» TRY IT:
The records below must be reproduced exactly, excluding any pictures.

» SUPPLIED DATA:
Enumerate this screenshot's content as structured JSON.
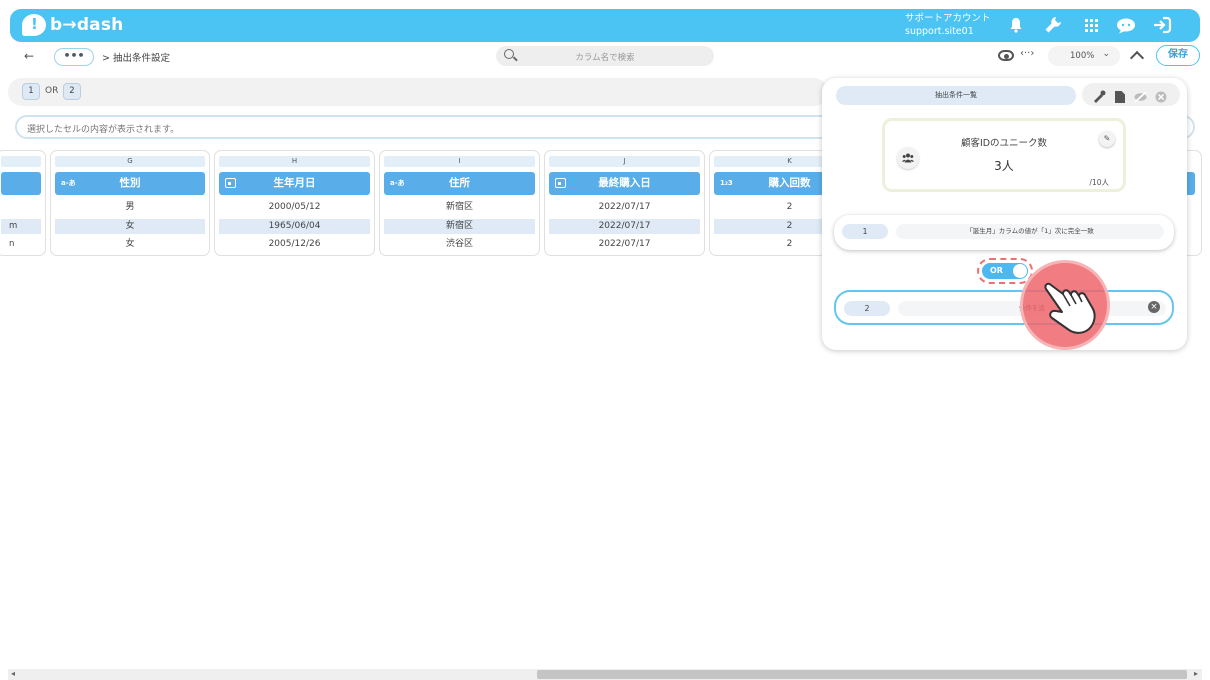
{
  "app": {
    "brand": "b→dash"
  },
  "header": {
    "account_label": "サポートアカウント",
    "account_id": "support.site01",
    "icons": [
      "bell-icon",
      "wrench-icon",
      "grid-icon",
      "chat-icon",
      "logout-icon"
    ]
  },
  "toolbar": {
    "back": "←",
    "more": "•••",
    "breadcrumb": "> 抽出条件設定",
    "search_placeholder": "カラム名で検索",
    "code_toggle": "‹··›",
    "zoom": "100%",
    "save": "保存"
  },
  "strip": {
    "chip1": "1",
    "op": "OR",
    "chip2": "2"
  },
  "cell_bar": {
    "placeholder": "選択したセルの内容が表示されます。"
  },
  "table": {
    "columns": [
      {
        "letter": "G",
        "name": "性別",
        "type": "a-あ",
        "cells": [
          "男",
          "女",
          "女"
        ]
      },
      {
        "letter": "H",
        "name": "生年月日",
        "type": "calendar",
        "cells": [
          "2000/05/12",
          "1965/06/04",
          "2005/12/26"
        ]
      },
      {
        "letter": "I",
        "name": "住所",
        "type": "a-あ",
        "cells": [
          "新宿区",
          "新宿区",
          "渋谷区"
        ]
      },
      {
        "letter": "J",
        "name": "最終購入日",
        "type": "calendar",
        "cells": [
          "2022/07/17",
          "2022/07/17",
          "2022/07/17"
        ]
      },
      {
        "letter": "K",
        "name": "購入回数",
        "type": "1₂3",
        "cells": [
          "2",
          "2",
          "2"
        ]
      }
    ],
    "left_edge_cells": [
      "m",
      "n"
    ]
  },
  "panel": {
    "title": "抽出条件一覧",
    "summary": {
      "title": "顧客IDのユニーク数",
      "value": "3人",
      "total": "/10人"
    },
    "conditions": [
      {
        "num": "1",
        "text": "「誕生月」カラムの値が「1」次に完全一致"
      },
      {
        "num": "2",
        "text": "条件を追"
      }
    ],
    "toggle_label": "OR"
  },
  "colors": {
    "brand": "#4bc3f3",
    "column_header": "#59aee9",
    "highlight": "#ef6f75"
  }
}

» RESPONSE BOX:
Enumerate this screenshot's content as structured JSON.
{
  "app": {
    "brand": "b→dash"
  },
  "header": {
    "account_label": "サポートアカウント",
    "account_id": "support.site01",
    "icons": [
      "bell-icon",
      "wrench-icon",
      "grid-icon",
      "chat-icon",
      "logout-icon"
    ]
  },
  "toolbar": {
    "back": "←",
    "more": "•••",
    "breadcrumb": "> 抽出条件設定",
    "search_placeholder": "カラム名で検索",
    "code_toggle": "‹··›",
    "zoom": "100%",
    "save": "保存"
  },
  "strip": {
    "chip1": "1",
    "op": "OR",
    "chip2": "2"
  },
  "cell_bar": {
    "placeholder": "選択したセルの内容が表示されます。"
  },
  "table": {
    "columns": [
      {
        "letter": "G",
        "name": "性別",
        "type": "a-あ",
        "cells": [
          "男",
          "女",
          "女"
        ]
      },
      {
        "letter": "H",
        "name": "生年月日",
        "type": "calendar",
        "cells": [
          "2000/05/12",
          "1965/06/04",
          "2005/12/26"
        ]
      },
      {
        "letter": "I",
        "name": "住所",
        "type": "a-あ",
        "cells": [
          "新宿区",
          "新宿区",
          "渋谷区"
        ]
      },
      {
        "letter": "J",
        "name": "最終購入日",
        "type": "calendar",
        "cells": [
          "2022/07/17",
          "2022/07/17",
          "2022/07/17"
        ]
      },
      {
        "letter": "K",
        "name": "購入回数",
        "type": "1₂3",
        "cells": [
          "2",
          "2",
          "2"
        ]
      }
    ],
    "left_edge_cells": [
      "m",
      "n"
    ]
  },
  "panel": {
    "title": "抽出条件一覧",
    "summary": {
      "title": "顧客IDのユニーク数",
      "value": "3人",
      "total": "/10人"
    },
    "conditions": [
      {
        "num": "1",
        "text": "「誕生月」カラムの値が「1」次に完全一致"
      },
      {
        "num": "2",
        "text": "条件を追"
      }
    ],
    "toggle_label": "OR"
  },
  "colors": {
    "brand": "#4bc3f3",
    "column_header": "#59aee9",
    "highlight": "#ef6f75"
  }
}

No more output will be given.